● **Source records**
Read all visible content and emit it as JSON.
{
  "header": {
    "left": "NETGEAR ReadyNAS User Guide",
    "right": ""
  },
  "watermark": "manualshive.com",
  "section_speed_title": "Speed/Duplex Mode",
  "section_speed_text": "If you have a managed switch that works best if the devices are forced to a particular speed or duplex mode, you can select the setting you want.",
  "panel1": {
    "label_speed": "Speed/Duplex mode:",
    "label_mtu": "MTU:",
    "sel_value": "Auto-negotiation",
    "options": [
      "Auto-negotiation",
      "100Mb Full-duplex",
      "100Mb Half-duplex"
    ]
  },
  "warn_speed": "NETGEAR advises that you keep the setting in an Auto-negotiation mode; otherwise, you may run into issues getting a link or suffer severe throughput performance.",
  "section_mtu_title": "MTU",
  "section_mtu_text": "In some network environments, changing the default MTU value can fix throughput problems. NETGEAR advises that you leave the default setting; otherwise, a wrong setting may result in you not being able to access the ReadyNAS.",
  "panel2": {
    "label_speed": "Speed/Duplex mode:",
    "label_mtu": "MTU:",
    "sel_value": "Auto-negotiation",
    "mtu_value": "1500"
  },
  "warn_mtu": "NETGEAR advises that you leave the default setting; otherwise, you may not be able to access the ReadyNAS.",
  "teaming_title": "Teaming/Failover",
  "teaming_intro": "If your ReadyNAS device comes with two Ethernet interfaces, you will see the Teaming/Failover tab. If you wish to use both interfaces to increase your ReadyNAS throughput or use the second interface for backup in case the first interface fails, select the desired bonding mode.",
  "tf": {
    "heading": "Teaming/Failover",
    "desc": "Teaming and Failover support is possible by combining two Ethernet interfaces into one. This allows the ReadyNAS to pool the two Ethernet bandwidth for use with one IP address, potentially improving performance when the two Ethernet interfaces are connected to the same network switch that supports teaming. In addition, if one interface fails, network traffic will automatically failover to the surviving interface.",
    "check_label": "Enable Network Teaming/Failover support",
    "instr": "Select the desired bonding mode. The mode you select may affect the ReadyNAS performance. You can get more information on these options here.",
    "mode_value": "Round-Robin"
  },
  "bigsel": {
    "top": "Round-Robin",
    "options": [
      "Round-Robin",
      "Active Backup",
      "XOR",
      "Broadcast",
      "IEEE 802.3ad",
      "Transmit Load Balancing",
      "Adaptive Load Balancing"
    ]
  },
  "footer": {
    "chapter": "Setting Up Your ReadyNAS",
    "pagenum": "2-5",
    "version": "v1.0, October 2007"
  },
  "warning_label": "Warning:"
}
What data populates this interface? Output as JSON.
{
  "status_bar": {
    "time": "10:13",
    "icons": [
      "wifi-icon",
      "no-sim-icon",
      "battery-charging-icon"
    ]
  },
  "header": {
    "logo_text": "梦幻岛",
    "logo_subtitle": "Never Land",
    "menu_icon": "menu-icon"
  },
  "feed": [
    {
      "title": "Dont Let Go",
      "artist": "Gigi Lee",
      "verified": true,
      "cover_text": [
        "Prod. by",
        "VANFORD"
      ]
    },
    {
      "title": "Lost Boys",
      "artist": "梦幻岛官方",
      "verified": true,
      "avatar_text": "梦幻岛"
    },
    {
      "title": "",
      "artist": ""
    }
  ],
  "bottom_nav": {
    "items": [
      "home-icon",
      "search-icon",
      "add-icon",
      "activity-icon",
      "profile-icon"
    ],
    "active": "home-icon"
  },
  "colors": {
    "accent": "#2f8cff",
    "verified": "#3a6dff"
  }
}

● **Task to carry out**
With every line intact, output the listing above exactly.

● **Exercise solution**
Read all visible content and emit it as JSON.
{
  "header": {
    "left": "NETGEAR ReadyNAS User Guide",
    "right": ""
  },
  "watermark": "manualshive.com",
  "section_speed_title": "Speed/Duplex Mode",
  "section_speed_text": "If you have a managed switch that works best if the devices are forced to a particular speed or duplex mode, you can select the setting you want.",
  "panel1": {
    "label_speed": "Speed/Duplex mode:",
    "label_mtu": "MTU:",
    "sel_value": "Auto-negotiation",
    "options": [
      "Auto-negotiation",
      "100Mb Full-duplex",
      "100Mb Half-duplex"
    ]
  },
  "warn_speed": "NETGEAR advises that you keep the setting in an Auto-negotiation mode; otherwise, you may run into issues getting a link or suffer severe throughput performance.",
  "section_mtu_title": "MTU",
  "section_mtu_text": "In some network environments, changing the default MTU value can fix throughput problems. NETGEAR advises that you leave the default setting; otherwise, a wrong setting may result in you not being able to access the ReadyNAS.",
  "panel2": {
    "label_speed": "Speed/Duplex mode:",
    "label_mtu": "MTU:",
    "sel_value": "Auto-negotiation",
    "mtu_value": "1500"
  },
  "warn_mtu": "NETGEAR advises that you leave the default setting; otherwise, you may not be able to access the ReadyNAS.",
  "teaming_title": "Teaming/Failover",
  "teaming_intro": "If your ReadyNAS device comes with two Ethernet interfaces, you will see the Teaming/Failover tab. If you wish to use both interfaces to increase your ReadyNAS throughput or use the second interface for backup in case the first interface fails, select the desired bonding mode.",
  "tf": {
    "heading": "Teaming/Failover",
    "desc": "Teaming and Failover support is possible by combining two Ethernet interfaces into one. This allows the ReadyNAS to pool the two Ethernet bandwidth for use with one IP address, potentially improving performance when the two Ethernet interfaces are connected to the same network switch that supports teaming. In addition, if one interface fails, network traffic will automatically failover to the surviving interface.",
    "check_label": "Enable Network Teaming/Failover support",
    "instr": "Select the desired bonding mode. The mode you select may affect the ReadyNAS performance. You can get more information on these options here.",
    "mode_value": "Round-Robin"
  },
  "bigsel": {
    "top": "Round-Robin",
    "options": [
      "Round-Robin",
      "Active Backup",
      "XOR",
      "Broadcast",
      "IEEE 802.3ad",
      "Transmit Load Balancing",
      "Adaptive Load Balancing"
    ]
  },
  "footer": {
    "chapter": "Setting Up Your ReadyNAS",
    "pagenum": "2-5",
    "version": "v1.0, October 2007"
  },
  "warning_label": "Warning:"
}
What data populates this interface? Output as JSON.
{
  "status_bar": {
    "time": "10:13",
    "icons": [
      "wifi-icon",
      "no-sim-icon",
      "battery-charging-icon"
    ]
  },
  "header": {
    "logo_text": "梦幻岛",
    "logo_subtitle": "Never Land",
    "menu_icon": "menu-icon"
  },
  "feed": [
    {
      "title": "Dont Let Go",
      "artist": "Gigi Lee",
      "verified": true,
      "cover_text": [
        "Prod. by",
        "VANFORD"
      ]
    },
    {
      "title": "Lost Boys",
      "artist": "梦幻岛官方",
      "verified": true,
      "avatar_text": "梦幻岛"
    },
    {
      "title": "",
      "artist": ""
    }
  ],
  "bottom_nav": {
    "items": [
      "home-icon",
      "search-icon",
      "add-icon",
      "activity-icon",
      "profile-icon"
    ],
    "active": "home-icon"
  },
  "colors": {
    "accent": "#2f8cff",
    "verified": "#3a6dff"
  }
}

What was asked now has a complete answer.